Many of the ten stories collected in Felt in the Jaw explore queer domesticity and its discontents. In “Aberrations in Flight,” a couple purchases a house together, and the frustrations of the fixer-upper’s many faults reveal the fractures in their relationship. In “Playing Fetch,” two women expecting their second child deal with the sudden loss of their toddler. And in the collection’s titular story, a woman attempts to have a normal birthday celebration for her daughters after her partner has left her, only to find herself bitten by a poisonous spider and unsure of how to take care of herself, emotionally or physically.
In other stories, queerness disrupts the apparent normality of suburban life. At the outset, “lebkuchen” seems to describe a single oddball babysitter, Anja, in an otherwise manicured suburban neighborhood. But Arnett turns the tables: Anja discovers two of her employers—socially respected housewives—having an affair. In “Blessing of the Animals,” a woman who has dreamed of a church wedding her entire life asks the pastor of her Baptist church to marry her and her female partner.
Much of Felt in the Jaw is set in Florida, and Arnett makes the setting into more than a mere backdrop. Florida’s lush natural life and humid temperatures intrude into the characters’ lives, upsetting their plans for themselves. Throughout “Aberrations in Flight,” birds kill themselves flying into the couple’s back windows, and the sun incinerates everything the narrator tries to plant, preventing the protagonists from ever feeling at home. In “Notice of a Fourth Location,” the heat suffocates a woman who falls asleep in her car, waiting to start her shift at Dunkin Donuts. Arnett uses Florida’s strange environs to unsettle her characters’ lives, to make the mundane unsettling and the unsettling mundane.
Felt in the Jaw excels at revealing moments of fracture, moments at which the careful facades Arnett’s characters have built around their inner lives finally crack. Arnett’s ability to draw out the poignant and the strange is perhaps most masterfully executed in the devastating story, “A Decline in Natural Numbers.”
Brianna, a young dancer, suffers from an undiagnosable, degenerative neurological disorder. Around her, Brianna’s family struggles to cope with their illness and their grief. Brianna’s progressive memory loss—and with it, the ability to remember simple words and perform everyday actions—is the focal point of most of the story. Arnett deftly shows readers how Brianna struggles to remember words she used to take for granted, and how the family’s life has shifted as a result of her illness. Brianna’s memory loss seeps into the narration itself:

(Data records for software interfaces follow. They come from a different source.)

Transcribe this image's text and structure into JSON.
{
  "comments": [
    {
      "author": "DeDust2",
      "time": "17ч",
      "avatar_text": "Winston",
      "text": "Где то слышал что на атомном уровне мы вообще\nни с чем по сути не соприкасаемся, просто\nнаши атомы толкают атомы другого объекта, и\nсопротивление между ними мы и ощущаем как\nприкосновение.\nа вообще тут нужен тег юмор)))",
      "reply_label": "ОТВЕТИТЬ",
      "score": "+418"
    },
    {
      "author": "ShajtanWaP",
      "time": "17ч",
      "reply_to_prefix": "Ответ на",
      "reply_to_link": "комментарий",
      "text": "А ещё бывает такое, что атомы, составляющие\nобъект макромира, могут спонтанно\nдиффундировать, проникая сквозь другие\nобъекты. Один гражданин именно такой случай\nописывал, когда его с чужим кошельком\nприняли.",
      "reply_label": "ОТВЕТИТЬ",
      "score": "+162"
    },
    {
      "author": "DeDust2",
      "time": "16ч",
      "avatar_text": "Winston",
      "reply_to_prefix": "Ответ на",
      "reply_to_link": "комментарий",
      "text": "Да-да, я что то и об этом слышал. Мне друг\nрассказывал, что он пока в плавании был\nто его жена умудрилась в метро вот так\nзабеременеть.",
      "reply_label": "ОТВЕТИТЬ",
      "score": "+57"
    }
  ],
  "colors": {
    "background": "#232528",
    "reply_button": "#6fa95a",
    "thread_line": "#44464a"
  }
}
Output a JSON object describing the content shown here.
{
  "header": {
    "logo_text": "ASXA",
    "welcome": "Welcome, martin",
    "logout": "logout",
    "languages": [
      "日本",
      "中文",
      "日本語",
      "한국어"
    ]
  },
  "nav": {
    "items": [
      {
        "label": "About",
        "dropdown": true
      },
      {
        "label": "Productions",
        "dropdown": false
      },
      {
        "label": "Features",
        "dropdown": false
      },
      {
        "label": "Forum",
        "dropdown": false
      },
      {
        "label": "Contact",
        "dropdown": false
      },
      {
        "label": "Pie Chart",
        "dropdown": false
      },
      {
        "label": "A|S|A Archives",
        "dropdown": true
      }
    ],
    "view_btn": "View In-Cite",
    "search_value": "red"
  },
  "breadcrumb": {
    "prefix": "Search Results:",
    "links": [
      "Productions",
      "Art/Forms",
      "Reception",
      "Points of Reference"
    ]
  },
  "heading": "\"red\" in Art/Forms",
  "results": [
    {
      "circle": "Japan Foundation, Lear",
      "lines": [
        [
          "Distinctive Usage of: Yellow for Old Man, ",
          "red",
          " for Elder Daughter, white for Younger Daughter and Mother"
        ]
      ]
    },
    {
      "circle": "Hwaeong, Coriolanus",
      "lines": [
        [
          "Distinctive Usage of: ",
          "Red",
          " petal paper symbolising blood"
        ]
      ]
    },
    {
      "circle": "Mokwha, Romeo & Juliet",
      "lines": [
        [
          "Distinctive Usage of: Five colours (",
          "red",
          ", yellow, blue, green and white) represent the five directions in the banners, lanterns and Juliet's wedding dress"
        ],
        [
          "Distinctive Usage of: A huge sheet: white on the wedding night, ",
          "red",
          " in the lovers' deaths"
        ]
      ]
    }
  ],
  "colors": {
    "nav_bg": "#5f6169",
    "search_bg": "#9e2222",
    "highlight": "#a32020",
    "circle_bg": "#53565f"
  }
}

M O T H E R puts the wet bread and meat on the glass circles and Brianna has a purple fruit to drink. Brian sits across from her and she tries to kick him under the table but he is looking down at the bread and the meat and his mouth is moving fast to get the food inside, big gulps of purple fruit so he can leave the empty glass circle and go upstairs to the colored screen to talk to friends. Not many people come over to their house now, not since Brianna stopped dance and not since Brianna stopped school, and not since M O T H E R quit work and stayed home so Brianna would never be alone again after she put the bread and the cheese on the red coils and did not remember to use the round metal pan.
Felt in the Jaw is full of such moments, both beautiful and painful. These ten stories show the complex, at times contradictory emotions that coexist within its characters—hope and grief, self-centeredness and generosity, desire and disappointment—painting an intricate portrait of the joys and difficulties of love.
Felt in the Jaw: Stories
By Kristen N. Arnett
Split Lip Press
Paperback, 9781974186044, 208 pp.